A million more kids from working families will be living in poverty this year than in 2010, shocking new analysis shows.
Research from the TUC, conducted by Landman Economics, estimates that 3.1m kids from in-work households will be below the official breadline in 2018, compared to 2.1m in 2010.
Two thirds of kids living in poverty will come from single parent families, the report said.
The TUC highlighted a number of factors for the increase, including the spread of insecure work and stagnant wages.
The report shows that poverty in the West Midlands has increased by 66 per cent over the same period, while in Northern Ireland it has risen by 60 per cent.
TUC general secretary Frances O’Grady blasted the “terrible human cost” of frozen wages and austerity.
She said, “Child poverty in working households has shot up since 2010. Years of falling incomes and benefit cuts have had a terrible human cost. Millions of parents are struggling to feed and clothe their kids.
“The government is in denial about how many working families just can’t make ends meet. We need ministers to boost the minimum wage now, and use the social security system to make sure no child grows up in a family struggling to get by.”
Labour MP and shadow work and pensions secretary Margaret Greenwood said the report showed just “how damaging eight years of austerity has been for working families”.
Greenwood said a Labour government would “make tackling child poverty the priority it should be, reverse cuts to in-work support, scrap the public-sector pay cap and introduce a £10 per hour real living wage to ensure work always pays.”
Unite assistant general secretary Steve Turner condemned the Tories’ record on child poverty.
“Tackling child poverty needs urgent action and the solutions are well within our grasp – now more than ever after the likely economic shocks of Brexit we need a complete break from the policies of austerity,” Turner said.
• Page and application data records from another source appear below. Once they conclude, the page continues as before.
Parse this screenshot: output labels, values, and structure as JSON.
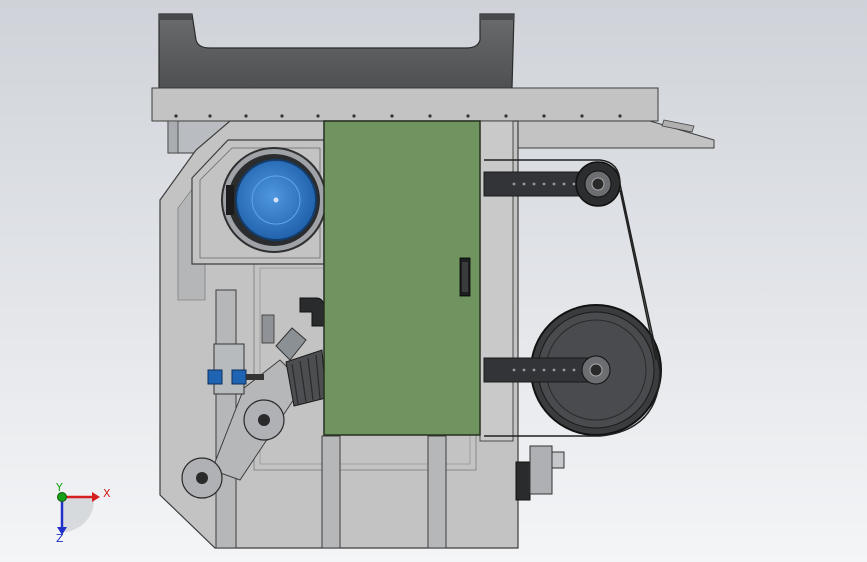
{
  "scene": {
    "background_top": "#cfd3d9",
    "background_bottom": "#f4f5f7",
    "frame_color": "#c3c3c3",
    "frame_edge": "#4a4a4a",
    "hood_color": "#5f6062",
    "cabinet_color": "#6f9460",
    "motor_color": "#2e78c8",
    "wheel_color": "#3b3c3e",
    "arm_color": "#2f3032"
  },
  "triad": {
    "x_label": "X",
    "y_label": "Y",
    "z_label": "Z",
    "x_color": "#d52020",
    "y_color": "#18a018",
    "z_color": "#2030c8"
  }
}
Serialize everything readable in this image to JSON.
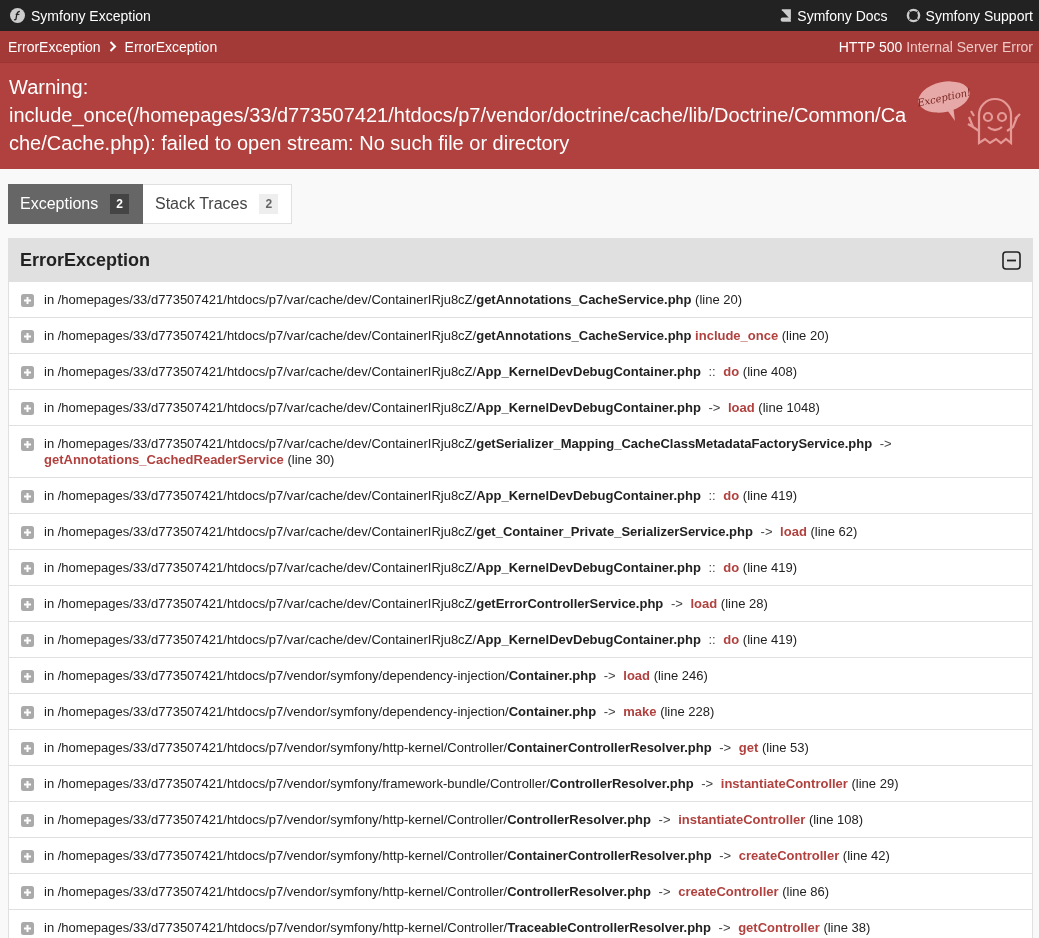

“We must have a policy of economic investment to grow decent, well-paid jobs and a comprehensive social security system – we need it for the sake of our children and their futures.”